Website and app data records -
=======

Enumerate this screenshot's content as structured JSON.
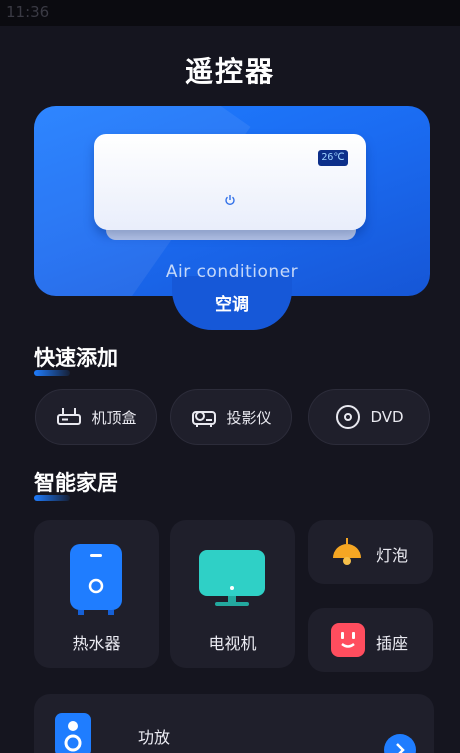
{
  "status_bar": {
    "time": "11:36"
  },
  "page": {
    "title": "遥控器"
  },
  "hero": {
    "device_display": "26℃",
    "subtitle_en": "Air conditioner",
    "label_cn": "空调"
  },
  "quick_add": {
    "title": "快速添加",
    "items": [
      {
        "label": "机顶盒",
        "icon": "set-top-box-icon"
      },
      {
        "label": "投影仪",
        "icon": "projector-icon"
      },
      {
        "label": "DVD",
        "icon": "disc-icon"
      }
    ]
  },
  "smart_home": {
    "title": "智能家居",
    "items": [
      {
        "label": "热水器",
        "icon": "water-heater-icon"
      },
      {
        "label": "电视机",
        "icon": "tv-icon"
      },
      {
        "label": "灯泡",
        "icon": "lamp-icon"
      },
      {
        "label": "插座",
        "icon": "socket-icon"
      },
      {
        "label": "功放",
        "icon": "speaker-icon"
      }
    ]
  },
  "colors": {
    "background": "#15151f",
    "card": "#1f1f2b",
    "accent_blue": "#1f7dff",
    "lamp_orange": "#f5a623",
    "socket_red": "#ff4d5e",
    "tv_teal": "#2fd0c6"
  }
}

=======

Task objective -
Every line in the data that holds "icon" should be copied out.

Your solution -
        "icon": "set-top-box-icon"
        "icon": "projector-icon"
        "icon": "disc-icon"
        "icon": "water-heater-icon"
        "icon": "tv-icon"
        "icon": "lamp-icon"
        "icon": "socket-icon"
        "icon": "speaker-icon"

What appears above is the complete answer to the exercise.